Furthermore, depositary banks are facing new and potentially costly challenges with the responsibility regime of the Directive. These challenges will be faced by other EU jurisdictions as well and will have to be seen together with the above-mentioned opportunities that the Luxembourg financial center will reap from the Directive.
It is expected that the Directive will speed up the migration of alternative investment funds to onshore domiciles: a Godsend for Luxembourg?
Since the financial crisis broke out in 2007 and the more recent G20 meetings, there is a clear trend towards regulated products and onshore jurisdictions. Luxembourg clearly meets these criteria and we have seen a flow of alternative investment funds to Luxembourg.
Again, this is due to the existing SIF and SICAR vehicles, and also to the excellent reputation Luxembourg enjoys with professionals from the investment fund industry all over the world.
Another topic is the Commission’s proposals to boost consumer protection. Improving protection for bank account holders and retail investors is the key. How can protection of savings be improved?
In July this year the European Commission adopted two proposals for a directive: one on depositary guarantee schemes and the other one on investor compensation schemes. Both texts aim at protecting the investor in the case of a failure. The legislative proceedings are at a very preliminary stage both at the level of the Council and the European Parliament.
Which deposits and depositors will be protected?
The proposal for a Deposit Guarantee Scheme (DGS) covers all physical persons as well as non-financial companies up to the amount of 100 000 euros. This includes deposits in non-EU currencies like for example the USD.

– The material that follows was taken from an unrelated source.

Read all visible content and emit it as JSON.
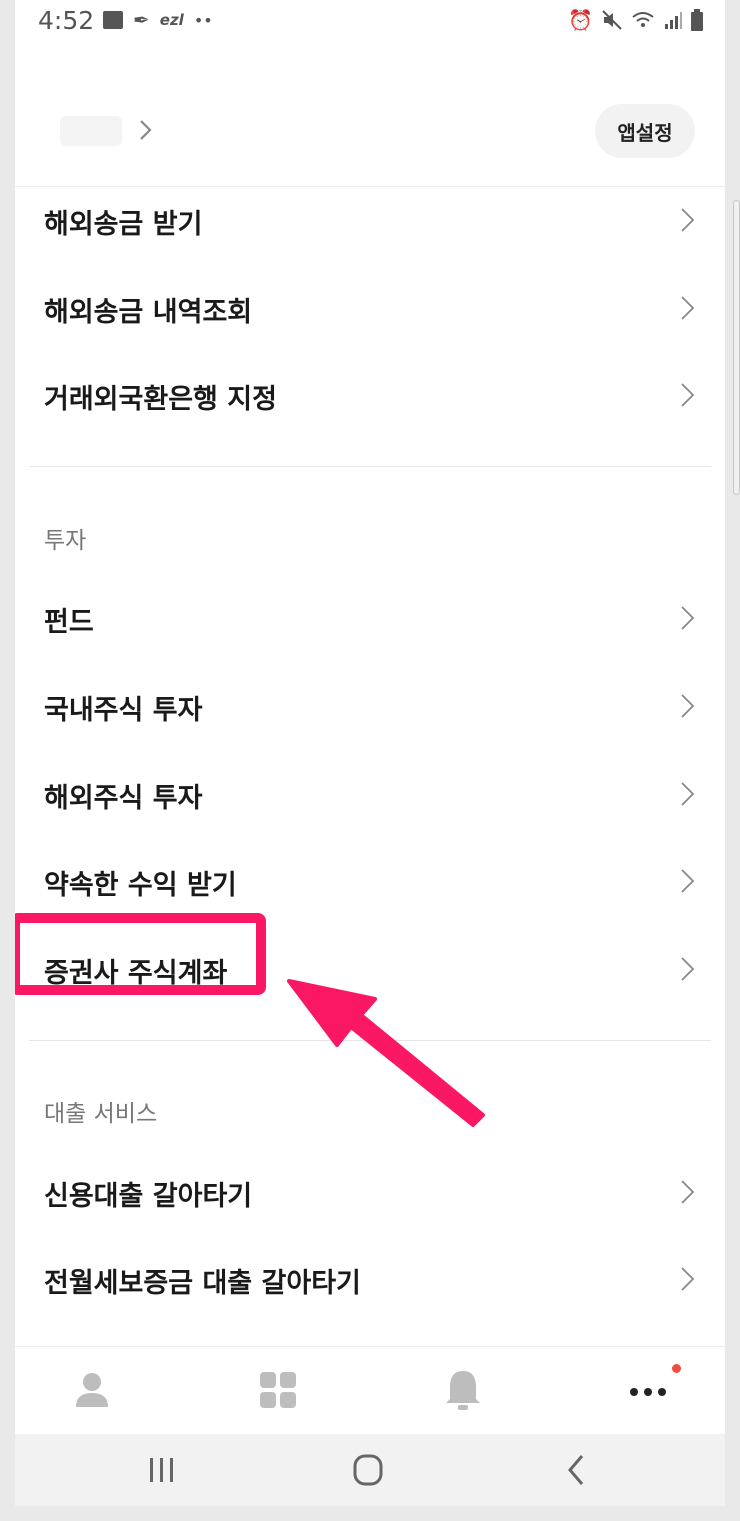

What about a pan-European Deposit Guarantee Scheme?
A pan-European DGS might have some interesting features, but it is currently not seriously under consideration given the opposition from many Member States to such a solution. For the moment, a network of national DGS seems to be the only feasible policy option.
What is the impact of the Deposit Guarantee Scheme on Luxembourg Banks?
It should be remembered that after the troubles experienced by the Kaupthing, Glitnir and Landsbanki groups and therefore their subsidiaries in Luxembourg, the AGDL (the local DGS) had to reimburse depositors. Therefore the AGDL is already in the process of transforming its internal provisioning system to an ex ante one, which will allow the creation of an independent buffer.
Furthermore, the Commission’s legislative proposal raises the covered amount per customer from 50 000 to 100 000 euros. This means that the amount banks will have to earmark or contribute in the coming years will rise significantly. This comes on top of the costs of higher capital requirements from Basel III, potential bank levies and financial transaction taxes and costs stemming from increased responsibilities for depositary banks. CW